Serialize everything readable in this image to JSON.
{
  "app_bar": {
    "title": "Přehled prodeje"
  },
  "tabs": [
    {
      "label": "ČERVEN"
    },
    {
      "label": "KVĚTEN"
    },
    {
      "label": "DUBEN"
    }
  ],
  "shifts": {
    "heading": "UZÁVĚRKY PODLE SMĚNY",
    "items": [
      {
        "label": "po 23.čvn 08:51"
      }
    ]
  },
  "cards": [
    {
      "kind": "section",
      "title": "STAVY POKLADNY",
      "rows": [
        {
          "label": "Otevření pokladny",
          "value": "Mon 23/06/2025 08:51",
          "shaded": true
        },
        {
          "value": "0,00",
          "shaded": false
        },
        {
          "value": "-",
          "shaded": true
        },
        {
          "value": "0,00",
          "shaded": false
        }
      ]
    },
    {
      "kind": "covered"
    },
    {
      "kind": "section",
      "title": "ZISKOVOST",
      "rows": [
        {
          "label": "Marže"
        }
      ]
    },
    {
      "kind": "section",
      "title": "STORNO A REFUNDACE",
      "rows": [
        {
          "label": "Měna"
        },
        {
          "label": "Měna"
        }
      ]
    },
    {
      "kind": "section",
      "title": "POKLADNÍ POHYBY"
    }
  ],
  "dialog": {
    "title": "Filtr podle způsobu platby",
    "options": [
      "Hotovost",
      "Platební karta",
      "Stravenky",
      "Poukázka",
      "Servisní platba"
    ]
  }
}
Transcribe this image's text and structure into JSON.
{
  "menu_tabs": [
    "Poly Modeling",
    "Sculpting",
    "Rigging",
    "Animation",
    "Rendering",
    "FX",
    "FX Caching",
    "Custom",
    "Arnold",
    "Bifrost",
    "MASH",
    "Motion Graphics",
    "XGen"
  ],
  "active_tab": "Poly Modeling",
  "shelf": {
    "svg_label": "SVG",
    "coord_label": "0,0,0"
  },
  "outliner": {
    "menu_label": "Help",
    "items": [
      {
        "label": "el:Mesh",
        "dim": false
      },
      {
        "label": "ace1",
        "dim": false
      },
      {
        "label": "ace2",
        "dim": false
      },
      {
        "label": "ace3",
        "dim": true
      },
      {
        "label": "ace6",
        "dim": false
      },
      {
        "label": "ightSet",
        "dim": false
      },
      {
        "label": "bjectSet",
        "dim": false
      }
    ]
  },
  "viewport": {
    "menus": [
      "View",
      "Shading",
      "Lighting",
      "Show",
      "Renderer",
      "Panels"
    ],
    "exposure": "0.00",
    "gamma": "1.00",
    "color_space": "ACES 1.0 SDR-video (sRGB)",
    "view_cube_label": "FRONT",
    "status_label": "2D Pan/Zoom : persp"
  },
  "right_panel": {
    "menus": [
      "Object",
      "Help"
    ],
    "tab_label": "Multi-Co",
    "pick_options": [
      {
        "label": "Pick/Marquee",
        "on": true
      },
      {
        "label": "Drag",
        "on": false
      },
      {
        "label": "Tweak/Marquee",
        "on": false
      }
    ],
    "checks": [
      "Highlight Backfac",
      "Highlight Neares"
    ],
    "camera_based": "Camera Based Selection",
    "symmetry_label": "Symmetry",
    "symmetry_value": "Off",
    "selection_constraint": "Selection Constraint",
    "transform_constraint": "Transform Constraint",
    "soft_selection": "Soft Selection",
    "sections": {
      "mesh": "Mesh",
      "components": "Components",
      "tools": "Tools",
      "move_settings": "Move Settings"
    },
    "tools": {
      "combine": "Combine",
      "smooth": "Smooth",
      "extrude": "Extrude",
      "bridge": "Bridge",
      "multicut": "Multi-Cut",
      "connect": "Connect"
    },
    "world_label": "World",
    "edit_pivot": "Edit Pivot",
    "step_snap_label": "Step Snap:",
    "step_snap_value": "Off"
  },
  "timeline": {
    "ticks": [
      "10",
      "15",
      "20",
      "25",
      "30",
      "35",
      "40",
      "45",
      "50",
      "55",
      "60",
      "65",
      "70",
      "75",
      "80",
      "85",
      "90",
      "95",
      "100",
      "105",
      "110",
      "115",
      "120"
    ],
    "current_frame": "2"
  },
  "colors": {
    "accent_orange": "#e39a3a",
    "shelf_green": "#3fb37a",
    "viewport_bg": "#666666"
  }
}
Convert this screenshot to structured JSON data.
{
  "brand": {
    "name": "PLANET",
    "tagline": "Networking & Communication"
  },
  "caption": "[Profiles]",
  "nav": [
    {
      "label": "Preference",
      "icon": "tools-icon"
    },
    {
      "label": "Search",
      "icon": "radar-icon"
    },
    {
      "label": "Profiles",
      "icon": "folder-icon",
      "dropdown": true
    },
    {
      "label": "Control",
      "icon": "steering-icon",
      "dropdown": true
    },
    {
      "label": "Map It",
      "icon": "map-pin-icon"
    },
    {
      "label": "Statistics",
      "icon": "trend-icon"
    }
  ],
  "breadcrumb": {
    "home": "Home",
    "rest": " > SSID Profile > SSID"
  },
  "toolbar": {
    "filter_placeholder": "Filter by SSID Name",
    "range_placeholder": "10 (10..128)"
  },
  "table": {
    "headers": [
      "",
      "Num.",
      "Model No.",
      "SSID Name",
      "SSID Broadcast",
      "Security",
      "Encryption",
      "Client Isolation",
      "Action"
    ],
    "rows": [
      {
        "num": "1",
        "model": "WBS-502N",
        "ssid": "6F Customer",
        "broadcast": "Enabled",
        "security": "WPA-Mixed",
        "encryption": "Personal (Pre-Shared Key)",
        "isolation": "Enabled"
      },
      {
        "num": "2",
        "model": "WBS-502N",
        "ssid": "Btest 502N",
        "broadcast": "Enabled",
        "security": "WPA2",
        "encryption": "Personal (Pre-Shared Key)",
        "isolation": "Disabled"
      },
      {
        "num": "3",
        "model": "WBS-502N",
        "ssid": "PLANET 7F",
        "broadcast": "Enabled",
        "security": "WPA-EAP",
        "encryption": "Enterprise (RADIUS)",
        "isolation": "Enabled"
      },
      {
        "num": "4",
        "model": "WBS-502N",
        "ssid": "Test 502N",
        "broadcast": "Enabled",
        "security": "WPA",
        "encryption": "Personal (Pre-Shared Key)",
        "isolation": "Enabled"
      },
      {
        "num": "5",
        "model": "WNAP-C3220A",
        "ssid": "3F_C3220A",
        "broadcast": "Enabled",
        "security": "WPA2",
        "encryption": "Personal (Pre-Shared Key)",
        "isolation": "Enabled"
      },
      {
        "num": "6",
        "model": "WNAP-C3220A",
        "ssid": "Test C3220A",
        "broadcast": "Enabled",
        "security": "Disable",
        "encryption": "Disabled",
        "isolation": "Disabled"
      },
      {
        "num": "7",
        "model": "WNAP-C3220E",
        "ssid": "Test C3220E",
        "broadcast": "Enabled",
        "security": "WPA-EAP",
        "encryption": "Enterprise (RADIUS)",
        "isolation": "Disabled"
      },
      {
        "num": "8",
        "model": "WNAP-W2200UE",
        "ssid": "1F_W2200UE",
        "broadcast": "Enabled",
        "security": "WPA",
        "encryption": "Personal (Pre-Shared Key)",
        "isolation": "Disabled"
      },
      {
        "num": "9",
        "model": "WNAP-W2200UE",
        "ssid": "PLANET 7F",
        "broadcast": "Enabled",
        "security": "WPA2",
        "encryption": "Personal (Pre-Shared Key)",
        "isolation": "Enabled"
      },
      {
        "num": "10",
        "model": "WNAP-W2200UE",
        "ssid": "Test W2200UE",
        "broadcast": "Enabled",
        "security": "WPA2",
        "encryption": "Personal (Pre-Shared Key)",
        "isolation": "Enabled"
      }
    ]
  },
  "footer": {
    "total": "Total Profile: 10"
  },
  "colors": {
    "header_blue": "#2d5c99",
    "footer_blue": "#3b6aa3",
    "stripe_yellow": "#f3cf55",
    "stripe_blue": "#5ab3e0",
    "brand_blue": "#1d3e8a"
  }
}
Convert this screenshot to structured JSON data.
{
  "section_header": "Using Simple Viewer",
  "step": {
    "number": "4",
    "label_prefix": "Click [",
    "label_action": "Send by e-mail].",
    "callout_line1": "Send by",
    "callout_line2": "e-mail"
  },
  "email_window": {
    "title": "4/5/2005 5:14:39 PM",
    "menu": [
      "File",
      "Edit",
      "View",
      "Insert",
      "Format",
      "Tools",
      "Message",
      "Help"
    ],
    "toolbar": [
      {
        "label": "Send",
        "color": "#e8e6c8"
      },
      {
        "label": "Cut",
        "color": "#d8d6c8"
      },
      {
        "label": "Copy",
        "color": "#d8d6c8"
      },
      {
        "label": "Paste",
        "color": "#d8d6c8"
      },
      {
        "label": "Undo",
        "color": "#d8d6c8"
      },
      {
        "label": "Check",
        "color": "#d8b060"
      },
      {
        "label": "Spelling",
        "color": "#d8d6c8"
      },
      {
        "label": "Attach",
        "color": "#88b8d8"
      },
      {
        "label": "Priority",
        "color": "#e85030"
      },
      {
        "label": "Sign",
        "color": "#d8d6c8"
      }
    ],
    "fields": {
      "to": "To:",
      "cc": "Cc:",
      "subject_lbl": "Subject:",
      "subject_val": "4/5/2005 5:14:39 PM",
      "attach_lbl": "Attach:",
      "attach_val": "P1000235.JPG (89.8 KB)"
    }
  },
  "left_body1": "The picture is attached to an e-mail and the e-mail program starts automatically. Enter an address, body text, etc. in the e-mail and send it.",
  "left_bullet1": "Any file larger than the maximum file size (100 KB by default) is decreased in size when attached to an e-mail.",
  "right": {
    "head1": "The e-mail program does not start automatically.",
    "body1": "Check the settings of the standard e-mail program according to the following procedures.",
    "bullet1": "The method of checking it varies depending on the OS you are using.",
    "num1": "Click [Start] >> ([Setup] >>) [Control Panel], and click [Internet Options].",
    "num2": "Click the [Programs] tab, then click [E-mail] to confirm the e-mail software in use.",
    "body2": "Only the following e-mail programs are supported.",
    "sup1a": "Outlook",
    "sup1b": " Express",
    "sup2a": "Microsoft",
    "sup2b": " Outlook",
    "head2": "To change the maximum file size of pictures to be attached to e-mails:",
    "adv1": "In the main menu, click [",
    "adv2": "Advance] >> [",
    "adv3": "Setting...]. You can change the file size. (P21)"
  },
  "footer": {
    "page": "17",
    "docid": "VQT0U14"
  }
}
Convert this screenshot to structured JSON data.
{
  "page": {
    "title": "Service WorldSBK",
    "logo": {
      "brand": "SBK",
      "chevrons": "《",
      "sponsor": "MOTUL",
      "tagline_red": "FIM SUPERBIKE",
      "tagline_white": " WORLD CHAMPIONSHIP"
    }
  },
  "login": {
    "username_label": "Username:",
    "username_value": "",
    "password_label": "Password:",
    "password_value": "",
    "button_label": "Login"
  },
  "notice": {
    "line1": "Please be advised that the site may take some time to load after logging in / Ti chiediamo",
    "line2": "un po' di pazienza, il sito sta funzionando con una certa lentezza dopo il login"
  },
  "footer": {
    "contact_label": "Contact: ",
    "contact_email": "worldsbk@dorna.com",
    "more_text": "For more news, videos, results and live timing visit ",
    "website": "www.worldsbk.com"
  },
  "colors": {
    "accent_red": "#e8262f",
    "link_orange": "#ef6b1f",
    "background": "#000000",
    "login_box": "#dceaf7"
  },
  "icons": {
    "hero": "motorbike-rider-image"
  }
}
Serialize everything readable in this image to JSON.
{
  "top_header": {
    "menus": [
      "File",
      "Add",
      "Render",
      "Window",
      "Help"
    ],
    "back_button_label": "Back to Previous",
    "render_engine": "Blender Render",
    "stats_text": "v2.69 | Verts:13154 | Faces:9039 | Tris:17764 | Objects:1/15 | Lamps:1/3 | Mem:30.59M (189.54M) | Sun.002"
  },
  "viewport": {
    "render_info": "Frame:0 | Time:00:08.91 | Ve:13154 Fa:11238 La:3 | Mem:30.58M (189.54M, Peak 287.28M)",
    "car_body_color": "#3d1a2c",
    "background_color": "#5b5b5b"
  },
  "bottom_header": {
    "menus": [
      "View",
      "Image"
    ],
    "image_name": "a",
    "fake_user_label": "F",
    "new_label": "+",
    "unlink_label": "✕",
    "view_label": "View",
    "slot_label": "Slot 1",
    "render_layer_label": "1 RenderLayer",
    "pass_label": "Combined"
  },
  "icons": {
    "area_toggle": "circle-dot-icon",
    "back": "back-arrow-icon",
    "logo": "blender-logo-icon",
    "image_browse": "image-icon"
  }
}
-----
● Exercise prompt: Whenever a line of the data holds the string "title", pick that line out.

● The completed task:
    "title": "Přehled prodeje"
      "title": "STAVY POKLADNY",
      "title": "ZISKOVOST",
      "title": "STORNO A REFUNDACE",
      "title": "POKLADNÍ POHYBY"
    "title": "Filtr podle způsobu platby",
    "title": "4/5/2005 5:14:39 PM",
    "title": "Service WorldSBK",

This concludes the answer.